*Work order*. The string "screenshot" appears in some lines of the entries that follow; copy each such line.

Web page and app entries:
++++++

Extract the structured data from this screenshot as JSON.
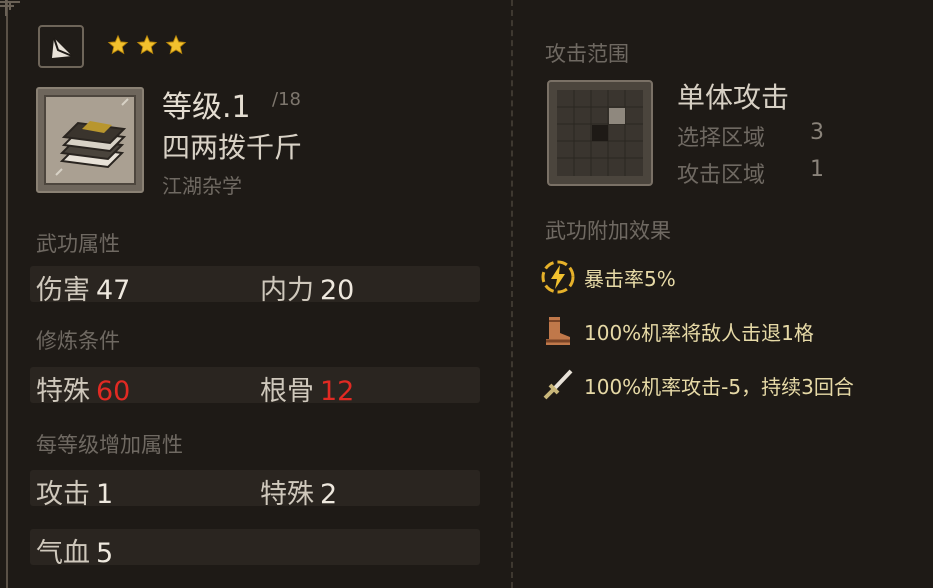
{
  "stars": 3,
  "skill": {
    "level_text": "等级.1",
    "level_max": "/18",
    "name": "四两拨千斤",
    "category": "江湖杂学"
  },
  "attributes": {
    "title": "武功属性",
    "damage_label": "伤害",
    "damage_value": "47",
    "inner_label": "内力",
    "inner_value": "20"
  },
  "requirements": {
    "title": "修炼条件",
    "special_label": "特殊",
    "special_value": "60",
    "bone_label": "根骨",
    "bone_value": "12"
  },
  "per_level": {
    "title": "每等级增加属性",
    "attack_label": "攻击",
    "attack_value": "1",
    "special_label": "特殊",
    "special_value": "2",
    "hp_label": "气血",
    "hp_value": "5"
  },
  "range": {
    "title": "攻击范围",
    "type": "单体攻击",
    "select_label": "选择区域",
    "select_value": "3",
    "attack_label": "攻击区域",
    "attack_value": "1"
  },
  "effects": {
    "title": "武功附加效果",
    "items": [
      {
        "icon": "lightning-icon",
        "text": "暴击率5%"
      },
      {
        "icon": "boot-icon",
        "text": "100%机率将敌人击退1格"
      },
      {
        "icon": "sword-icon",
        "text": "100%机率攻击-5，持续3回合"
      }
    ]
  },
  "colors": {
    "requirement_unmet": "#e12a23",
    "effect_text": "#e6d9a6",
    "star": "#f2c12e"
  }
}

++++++

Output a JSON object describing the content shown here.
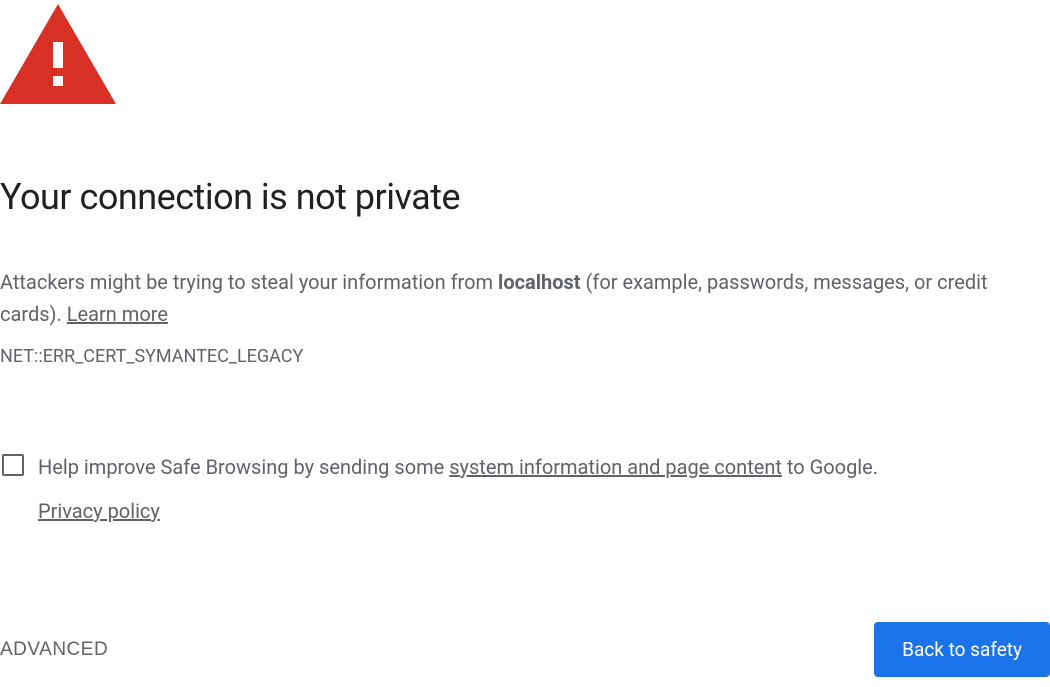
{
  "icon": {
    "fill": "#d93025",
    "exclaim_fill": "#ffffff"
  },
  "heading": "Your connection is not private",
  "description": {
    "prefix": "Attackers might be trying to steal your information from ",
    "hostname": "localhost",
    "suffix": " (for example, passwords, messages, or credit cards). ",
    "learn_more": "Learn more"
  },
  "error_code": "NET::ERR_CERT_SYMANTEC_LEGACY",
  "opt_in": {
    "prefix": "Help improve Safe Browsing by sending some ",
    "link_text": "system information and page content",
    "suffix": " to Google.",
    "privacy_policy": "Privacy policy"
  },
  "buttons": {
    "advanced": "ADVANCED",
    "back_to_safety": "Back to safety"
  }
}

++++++

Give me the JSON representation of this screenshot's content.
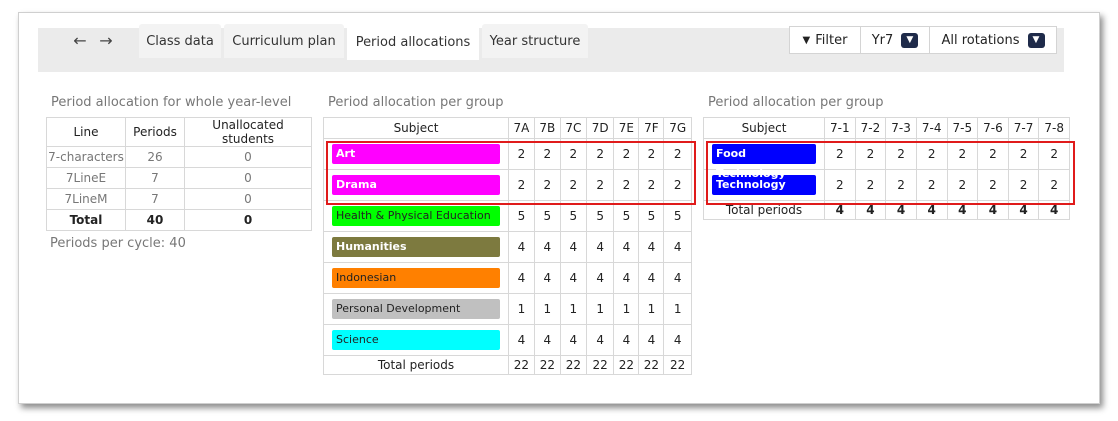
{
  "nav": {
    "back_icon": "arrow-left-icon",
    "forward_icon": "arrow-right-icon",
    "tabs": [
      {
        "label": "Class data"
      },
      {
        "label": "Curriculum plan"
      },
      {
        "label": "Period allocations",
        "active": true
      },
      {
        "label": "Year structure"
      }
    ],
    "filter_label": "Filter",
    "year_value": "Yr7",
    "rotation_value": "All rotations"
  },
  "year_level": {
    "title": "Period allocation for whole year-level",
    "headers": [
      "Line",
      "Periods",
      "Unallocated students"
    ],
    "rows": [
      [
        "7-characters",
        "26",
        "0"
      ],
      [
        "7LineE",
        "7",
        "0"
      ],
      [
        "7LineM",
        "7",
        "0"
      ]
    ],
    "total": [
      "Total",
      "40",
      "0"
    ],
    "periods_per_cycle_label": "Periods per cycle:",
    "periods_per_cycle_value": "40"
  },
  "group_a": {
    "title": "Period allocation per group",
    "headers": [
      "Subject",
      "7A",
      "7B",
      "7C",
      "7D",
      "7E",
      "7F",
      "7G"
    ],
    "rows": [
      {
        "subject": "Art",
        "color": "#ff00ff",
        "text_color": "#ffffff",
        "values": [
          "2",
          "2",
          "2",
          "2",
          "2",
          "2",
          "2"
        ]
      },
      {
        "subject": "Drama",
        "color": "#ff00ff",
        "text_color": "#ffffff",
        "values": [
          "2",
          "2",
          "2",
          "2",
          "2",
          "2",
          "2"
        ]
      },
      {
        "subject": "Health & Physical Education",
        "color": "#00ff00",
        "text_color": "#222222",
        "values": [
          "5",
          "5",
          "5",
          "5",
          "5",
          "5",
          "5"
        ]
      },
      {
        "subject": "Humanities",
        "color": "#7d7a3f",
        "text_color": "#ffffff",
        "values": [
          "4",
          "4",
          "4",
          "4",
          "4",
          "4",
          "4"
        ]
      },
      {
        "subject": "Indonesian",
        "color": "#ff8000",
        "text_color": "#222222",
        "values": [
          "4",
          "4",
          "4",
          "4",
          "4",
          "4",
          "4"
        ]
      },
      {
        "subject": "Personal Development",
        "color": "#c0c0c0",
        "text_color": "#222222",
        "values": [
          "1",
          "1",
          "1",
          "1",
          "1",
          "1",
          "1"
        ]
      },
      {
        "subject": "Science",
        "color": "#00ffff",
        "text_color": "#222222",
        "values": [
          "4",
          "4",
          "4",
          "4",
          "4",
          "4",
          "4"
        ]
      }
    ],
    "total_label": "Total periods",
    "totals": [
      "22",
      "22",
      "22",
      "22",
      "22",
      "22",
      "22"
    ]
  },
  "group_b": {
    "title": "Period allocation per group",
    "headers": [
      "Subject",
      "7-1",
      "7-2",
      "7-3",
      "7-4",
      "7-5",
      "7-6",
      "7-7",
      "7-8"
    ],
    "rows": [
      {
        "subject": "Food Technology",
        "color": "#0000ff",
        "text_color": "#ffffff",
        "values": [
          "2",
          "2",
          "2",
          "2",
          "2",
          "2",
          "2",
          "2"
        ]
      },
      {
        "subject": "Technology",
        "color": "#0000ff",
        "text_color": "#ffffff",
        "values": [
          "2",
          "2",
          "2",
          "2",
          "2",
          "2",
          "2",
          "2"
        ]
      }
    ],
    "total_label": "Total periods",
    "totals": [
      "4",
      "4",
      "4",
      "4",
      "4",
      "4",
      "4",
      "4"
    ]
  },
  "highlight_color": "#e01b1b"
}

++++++

*Answer section*.
Extract the structured data from this screenshot as JSON.
Give me the JSON representation of this screenshot's content.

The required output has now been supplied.